The Cavs firing Mike Brown: life is unfair. It’s not Mike Brown’s fault the Cavaliers didn’t deliver a championship to Cleveland, but it’s also not not his fault either. The truth is that, in a league full of terrible coaches, Brown was adequate. Improvement beyond Brown, coaching-wise, is purely theoretical: we know better coaches than Brown exist because we have seen them with our own two eyes; what we don’t know is how to hire them with any reliability whatsoever.
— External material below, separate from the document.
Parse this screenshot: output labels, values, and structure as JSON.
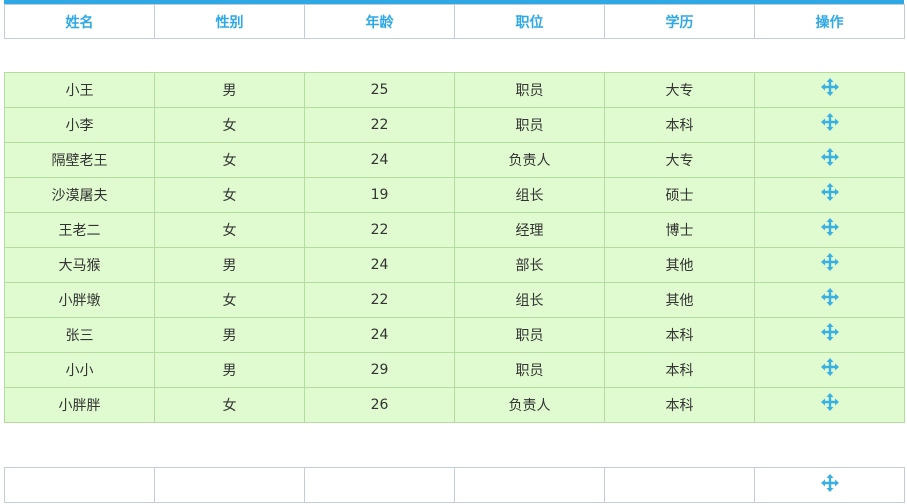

What teams are looking for when they fire a coach and hire a new one is someone like Phil Jackson. Or someone like Pat Riley. Or someone like Gregg Popovich. They’re looking for a fortuitous accident. Because that’s what all three of these coaches are: fortuitous accidents. Jackson became an NBA head coach after Doug Collins got fired for being unable to carry his team to the championship (Mike Brown is the latter-day Doug Collins, perhaps), and before landing an assistant coach’s job with the Bulls, Jackson was a broke coach for the Albany Patroons and considering another career. Pat Riley became a head coach after a player insurrection against Paul Westhead, who had only won an NBA championship with them: previous to that, he was the sidekick to Chick Hearn, the Lakers’ famed announcer. Gregg Popovich was GM of the Spurs before firing Bob Hill and taking the head coaching job himself: previously, he was a well-respected assistant coach. Accidents, all three. Even a list of the very goods looks similar: George Karl bounced around the CBA and foreign leagues himself; Scott Brooks only became coach after P.J. Carlesimo was unable to make good use of the gifts of Kevin Durant, Westbrook, et. al. and was fired. Accidents. What this suggests is that the NBA really has no idea or programmatic plan behind hiring head coaches and only really guesses until it gets the process right. Perhaps this is the surest consolation to the teams struggling under the Mike Dunleavys and Don Nelsons of the world: eventually your team might stumble upon an all-time great.
The sheer dumb luck associated with hiring and retaining a great head coach should suggest this corollary: you don’t even really need a great head coach to win. Doc Brown is a very good coach, and he might well have two rings by the end of the season (no aspersions on Doc, but he’s not a great coach—a very good one, no question). Rudy Tomjanovich has two titles, and like Doc, is a very good but not great head coach. The great Celtics teams of the eighties deployed two coaches—Bill Fitch and K.C. Jones—neither of whom stands on the pantheon of all-time greats. The NBA isn’t football: talent trumps scheme.
You can certainly win the title with a coach as good as Mike Brown. But it’s advisable to acquire as much talent as you can—obviously the Cavs don’t have overwhelming talent otherwise. And so it’s quicker, easier and more convenient to hope for one of those nice accidents on your next coach. Because Brown did have his flaws: while he designed great defenses which remained potent well into the postseason, his offenses were always deplorably bad. Brown wanted to play an offense bastardized from the San Antonio Spurs, though the personnel—specifically LeBron—suggested one of the great running teams, ever. How you, in your mind’s eye, take an athletic force like LeBron and project him into an intricate, slow system (the offensive equivalent of a steamroller), is beyond me. Certainly it suggests blindness in that mind’s eye. But that’s a common failing in former Spurs: Brown and Ferry are blind; it took Kerr a few seasons to realize that he wasn’t turning Amare Stoudemire into Tim Duncan and Nash into Parker, much as he might wish it. A curious, moralistic stubbornness—it must be the “play the right way” moralism creeping in. At any rate, among the branches of the Spur management tree, only Kevin Pritchard and Sam Presti have resisted that dogmatism.
Brown was dogmatic, but he was also a panicker. His offense devolved into the worst stuff of the 90s: all isolations revolving around LeBron, turning one of the most wondrously versatile talents ever into a mere scorer. Brown didn’t have a great feel for the game in his adjustments or rotations.
It speaks for the lousy state of NBA coaching—or maybe, like refereeing, it’s a job that has always been done poorly and hence cannot be done well—that with these traits Brown was actually an adequate head coach. But he was. He has talents. He’ll find another job. He just might have wasted his best opportunity to grab a ring, is all.